What Should You Do If You Find A Pet Tortoise?
If you find a tortoise you believe to be a pet in your backyard, you should take the same precautions.
You may be incorrect and accidentally break laws by handling a wild tortoise. Likewise, you could be liable for any injury the tortoise sustains because you handled it.
If you’re unfortunate, the special permits that grant the owner rights to handle and keep the tortoise won’t apply to you, even in these unique circumstances. You may get in trouble despite your good intentions of returning the tortoise.
You should contact a local vet. Not only will a vet be able to advise you on how to treat or move the tortoise according to best practices and local laws.
The vet can also check if the tortoise is sick or has been microchipped by asking you to bring the tortoise into the clinic or coming to your home. If a microchip is present, the vet can facilitate the return of the pet tortoise.
In states with looser laws regarding tortoises, you may be able to place an otherwise healthy tortoise into a box with some water to drink. After this, take pictures and check with local animal shelters, sanctuaries, and news bulletins to see if anyone has lost a domestic tortoise.
If you can care for a tortoise at home, do so until an owner steps up to claim it. If you can’t, find a shelter or sanctuary willing to hold the tortoise until its owner can be located and contacted.
What Not To Do When You Find A Tortoise
If you find a tortoise, never claim it as your own without calling anyone, even if it’s uninjured. If it’s a wild tortoise, this might be illegal in your state.
Moreover, a wild tortoise could be stressed by this ordeal and never adjust to a domestic lifestyle, especially if kept indoors. This could lead to declining health and a shortened lifespan.
If the tortoise belongs to someone, it’s likely to adjust to your home smoothly. However, it might be considered theft if you’re found out and considered immoral, even if you aren’t.
It’s better to seek out the owner. Only keep the tortoise if you can’t locate the owner, if it’s legal to do so in your state, and if no vet or sanctuary can help you find a better option for the tortoise.
Why You Should Never Relocate A Tortoise
Perhaps you don’t have the time, skill, or interest to take responsibility for the found tortoise.
In such cases, you may be tempted to move it from your backyard and continue with your day. However, relocating tortoises is a dangerous event, wild or domesticated.
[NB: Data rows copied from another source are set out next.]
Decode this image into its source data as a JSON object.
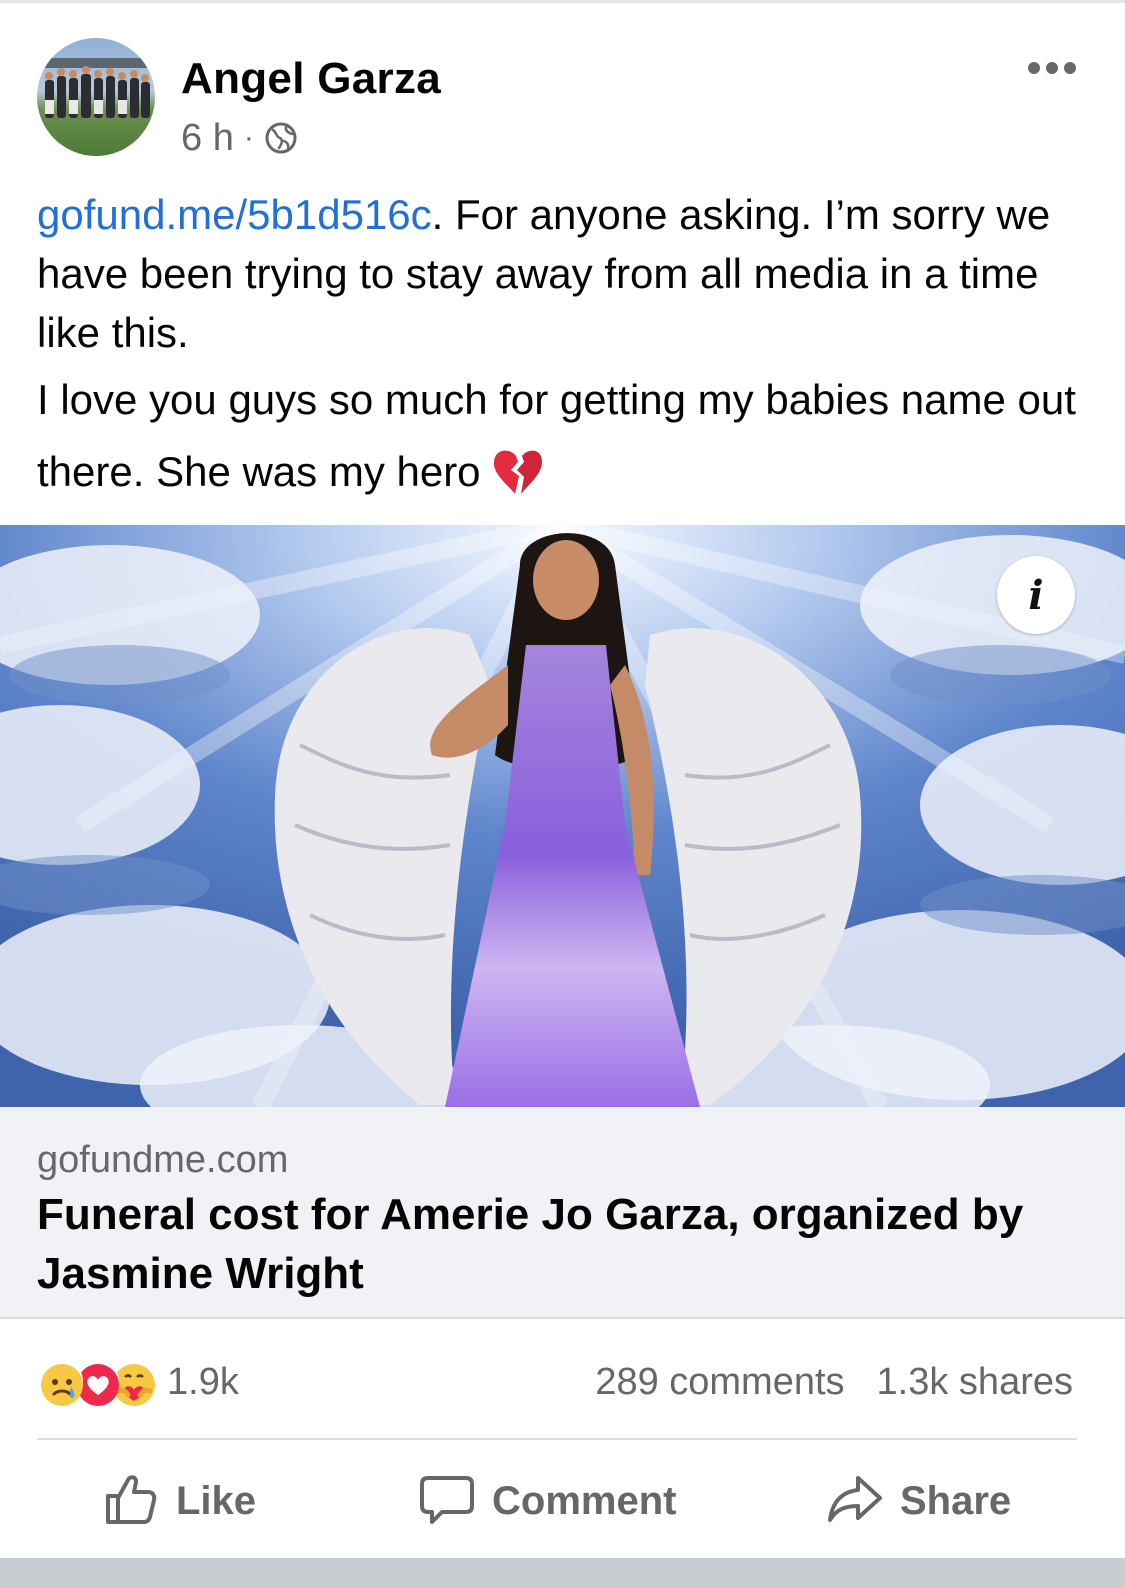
{
  "post": {
    "author": "Angel Garza",
    "timestamp": "6 h",
    "separator": "·",
    "privacy_icon": "globe-icon",
    "link_text": "gofund.me/5b1d516c",
    "text_line1": ". For anyone asking. I’m sorry we have been trying to stay away from all media in a time like this.",
    "text_line2": "I love you guys so much for getting my babies name out there. She was my hero",
    "emoji": "broken-heart-icon"
  },
  "media": {
    "info_label": "i"
  },
  "link_preview": {
    "domain": "gofundme.com",
    "title": "Funeral cost for Amerie Jo Garza, organized by Jasmine Wright"
  },
  "engagement": {
    "reactions": [
      "sad-reaction-icon",
      "love-reaction-icon",
      "care-reaction-icon"
    ],
    "reaction_count": "1.9k",
    "comments": "289 comments",
    "shares": "1.3k shares"
  },
  "actions": {
    "like": "Like",
    "comment": "Comment",
    "share": "Share"
  },
  "colors": {
    "link": "#216fdb",
    "muted": "#65676b",
    "card_bg": "#f0f2f5"
  }
}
It may seem like an easy solution, but you could cause harm to the animal.
According to SFGATE, well-meaning passers-by are often the most dangerous threat to box turtles in San Francisco because they move the animals to ‘better’ areas, far away from their burrows, food sources, water, and territories.
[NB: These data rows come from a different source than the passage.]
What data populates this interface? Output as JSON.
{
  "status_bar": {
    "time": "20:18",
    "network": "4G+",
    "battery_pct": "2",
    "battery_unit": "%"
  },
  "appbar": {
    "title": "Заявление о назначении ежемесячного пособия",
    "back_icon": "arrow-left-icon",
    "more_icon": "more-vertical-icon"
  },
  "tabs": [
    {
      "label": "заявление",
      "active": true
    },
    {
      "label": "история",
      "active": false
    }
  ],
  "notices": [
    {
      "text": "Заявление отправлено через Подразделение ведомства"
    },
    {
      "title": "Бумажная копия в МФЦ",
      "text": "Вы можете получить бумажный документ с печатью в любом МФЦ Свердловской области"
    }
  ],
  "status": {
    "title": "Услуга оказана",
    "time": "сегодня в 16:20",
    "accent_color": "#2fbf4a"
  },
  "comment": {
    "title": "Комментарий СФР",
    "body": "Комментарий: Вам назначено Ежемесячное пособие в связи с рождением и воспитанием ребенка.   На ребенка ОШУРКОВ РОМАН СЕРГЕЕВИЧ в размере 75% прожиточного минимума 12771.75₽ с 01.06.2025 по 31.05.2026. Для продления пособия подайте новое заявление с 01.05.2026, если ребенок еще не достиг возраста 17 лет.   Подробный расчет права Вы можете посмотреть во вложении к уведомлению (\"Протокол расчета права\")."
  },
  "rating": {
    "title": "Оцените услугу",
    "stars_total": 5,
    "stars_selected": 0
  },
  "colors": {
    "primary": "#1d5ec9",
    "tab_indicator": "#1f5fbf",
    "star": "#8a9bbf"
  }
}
This example applies to all wild tortoises. Unless the tortoise displays signs of illness, distress, or injury, it’s likely on its way to a feeding area or den.
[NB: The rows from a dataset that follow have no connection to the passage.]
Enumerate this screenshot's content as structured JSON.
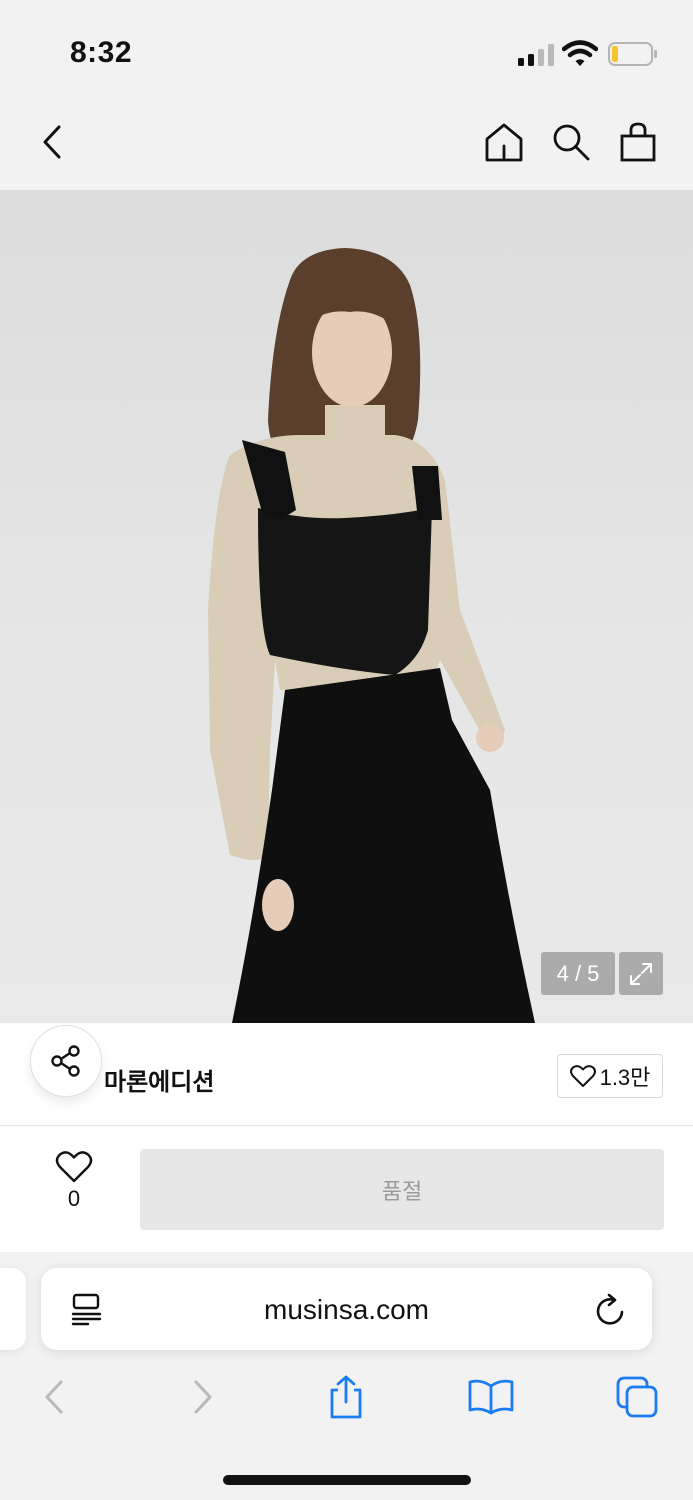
{
  "status_bar": {
    "time": "8:32"
  },
  "product": {
    "image_counter": "4 / 5",
    "brand_name": "마론에디션",
    "brand_likes": "1.3만",
    "like_count": "0",
    "soldout_label": "품절"
  },
  "safari": {
    "url": "musinsa.com"
  },
  "colors": {
    "accent": "#1a7cf0",
    "soldout_bg": "#e7e7e7",
    "soldout_text": "#9b9b9b"
  }
}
If you move a tortoise to another area, it’ll keep going in its original direction. When moved far away, it’ll trek endlessly, exhausting the tortoise or leaving it exposed to the elements when night falls.
Worse yet, you may leave the tortoise without an accessible food or water source, exposed to predators, and confused. This adds further issues that could negatively impact the tortoise.
Can A Tortoise Find Its Way Home?
An escaped pet tortoise or a tortoise from a sanctuary is unlikely to find its way home alone.
It won’t know the local terrain. Even if it’s still within its original neighborhood, it’ll have never explored outside of its enclosure, so it’ll have little experience to rely on and backtrack with.
However, a wild tortoise can find its way home if it’s still within its territory after being moved. It’ll have spent its life mapping out foraging routes and pathways to water, and it can rely on these during the return journey.
So, don’t relocate the tortoise to stop it from being your problem. Only move a tortoise as far as is necessary to avoid immediate danger, such as from cars.
Moving a wild tortoise any further is only safe if it’s injured and you have been instructed to take it to an animal hospital or vet.